Aim of the exercise - Your answer should hold every line of the records below that contains the string "name".

Page and application data records
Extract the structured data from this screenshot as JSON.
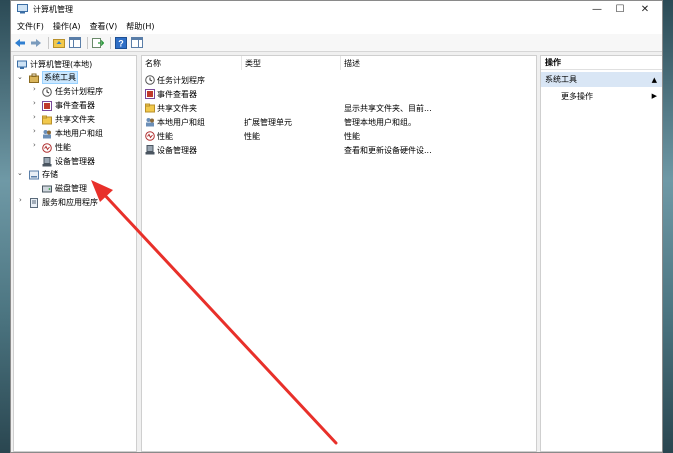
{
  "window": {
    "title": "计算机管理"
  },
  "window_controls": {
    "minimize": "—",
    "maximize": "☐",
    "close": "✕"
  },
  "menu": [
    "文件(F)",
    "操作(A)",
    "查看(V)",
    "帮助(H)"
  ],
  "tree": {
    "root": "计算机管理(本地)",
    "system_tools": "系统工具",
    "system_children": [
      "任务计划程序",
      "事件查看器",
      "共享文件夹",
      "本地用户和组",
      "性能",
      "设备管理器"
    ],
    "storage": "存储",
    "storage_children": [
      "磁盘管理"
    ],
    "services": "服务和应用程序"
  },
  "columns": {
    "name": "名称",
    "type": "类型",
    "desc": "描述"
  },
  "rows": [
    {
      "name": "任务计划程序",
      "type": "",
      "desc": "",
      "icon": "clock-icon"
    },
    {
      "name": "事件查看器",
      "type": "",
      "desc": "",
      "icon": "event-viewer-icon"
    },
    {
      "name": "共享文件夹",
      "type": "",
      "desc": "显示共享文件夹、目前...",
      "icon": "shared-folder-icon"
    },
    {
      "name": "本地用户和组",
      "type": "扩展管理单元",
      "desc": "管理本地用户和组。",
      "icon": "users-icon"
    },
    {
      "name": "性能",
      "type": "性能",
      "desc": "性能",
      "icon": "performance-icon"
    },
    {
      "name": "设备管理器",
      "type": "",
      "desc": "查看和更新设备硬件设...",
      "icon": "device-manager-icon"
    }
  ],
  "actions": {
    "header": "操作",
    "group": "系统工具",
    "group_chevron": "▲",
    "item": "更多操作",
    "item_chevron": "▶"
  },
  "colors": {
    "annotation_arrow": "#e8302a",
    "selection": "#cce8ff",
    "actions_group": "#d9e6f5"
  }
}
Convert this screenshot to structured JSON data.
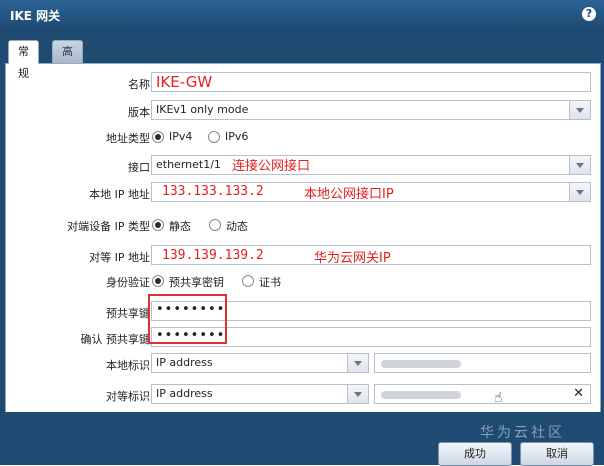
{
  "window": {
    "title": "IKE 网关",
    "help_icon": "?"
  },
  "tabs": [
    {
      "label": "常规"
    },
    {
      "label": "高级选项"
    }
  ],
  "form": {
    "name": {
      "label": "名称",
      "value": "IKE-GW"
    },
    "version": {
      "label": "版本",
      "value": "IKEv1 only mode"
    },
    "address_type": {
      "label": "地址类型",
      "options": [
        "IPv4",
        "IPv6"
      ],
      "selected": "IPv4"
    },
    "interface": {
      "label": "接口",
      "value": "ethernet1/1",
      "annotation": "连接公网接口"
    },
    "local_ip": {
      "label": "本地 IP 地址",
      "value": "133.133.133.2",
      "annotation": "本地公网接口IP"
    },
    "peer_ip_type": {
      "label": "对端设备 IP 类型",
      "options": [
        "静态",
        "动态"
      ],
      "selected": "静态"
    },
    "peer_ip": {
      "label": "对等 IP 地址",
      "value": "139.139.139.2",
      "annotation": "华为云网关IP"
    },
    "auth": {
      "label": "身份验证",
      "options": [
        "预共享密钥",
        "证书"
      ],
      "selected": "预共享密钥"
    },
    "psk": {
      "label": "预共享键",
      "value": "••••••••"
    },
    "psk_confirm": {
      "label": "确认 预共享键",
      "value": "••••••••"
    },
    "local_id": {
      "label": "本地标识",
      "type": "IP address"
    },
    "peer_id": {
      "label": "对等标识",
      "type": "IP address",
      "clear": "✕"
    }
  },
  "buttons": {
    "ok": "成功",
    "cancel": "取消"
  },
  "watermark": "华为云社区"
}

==

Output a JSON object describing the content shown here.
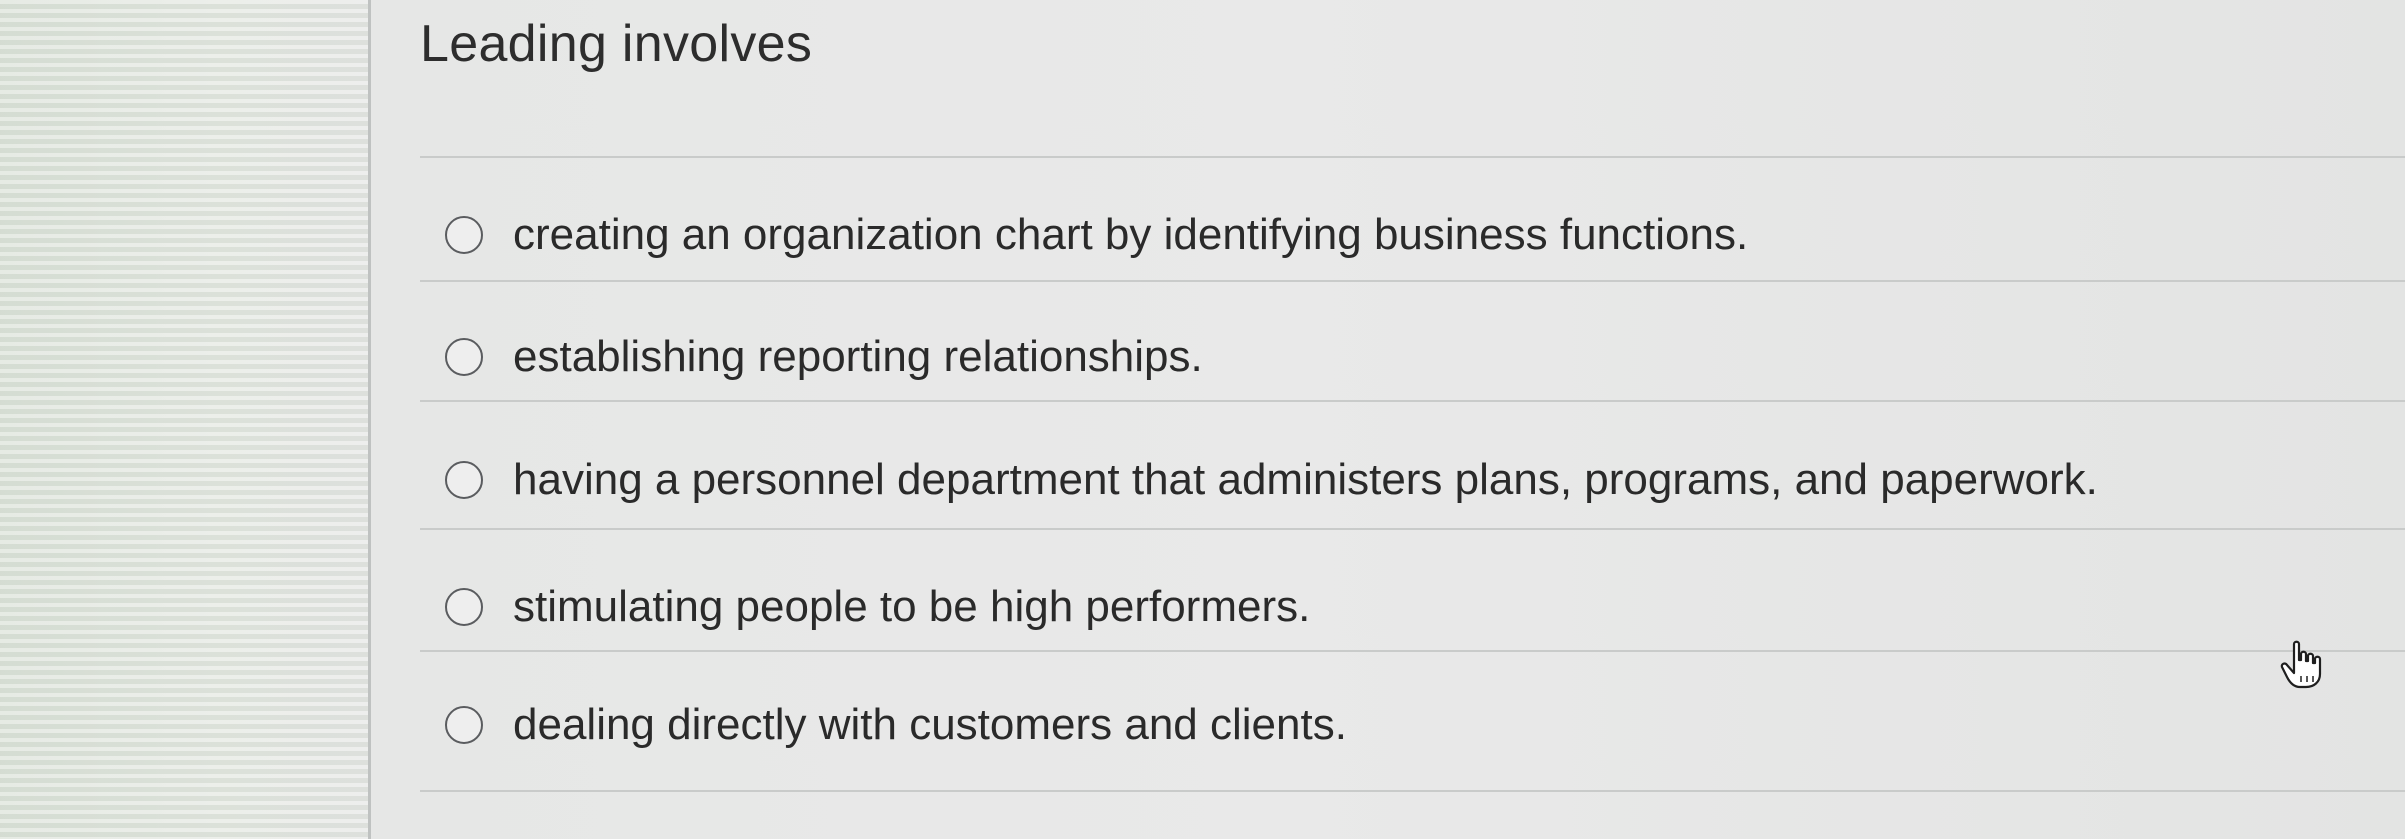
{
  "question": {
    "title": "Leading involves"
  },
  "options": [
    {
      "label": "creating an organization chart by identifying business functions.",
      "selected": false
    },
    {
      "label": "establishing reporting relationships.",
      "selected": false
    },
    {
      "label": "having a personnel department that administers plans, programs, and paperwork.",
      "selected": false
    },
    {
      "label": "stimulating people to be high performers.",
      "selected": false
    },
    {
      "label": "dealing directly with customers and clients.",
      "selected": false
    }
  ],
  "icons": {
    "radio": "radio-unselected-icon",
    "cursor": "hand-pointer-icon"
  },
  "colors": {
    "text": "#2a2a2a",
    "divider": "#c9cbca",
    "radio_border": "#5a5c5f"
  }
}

Answer to this problem -
    "name": "名称",
      "name": "任务计划程序",
      "name": "事件查看器",
      "name": "共享文件夹",
      "name": "本地用户和组",
      "name": "性能",
      "name": "设备管理器",
    "name": {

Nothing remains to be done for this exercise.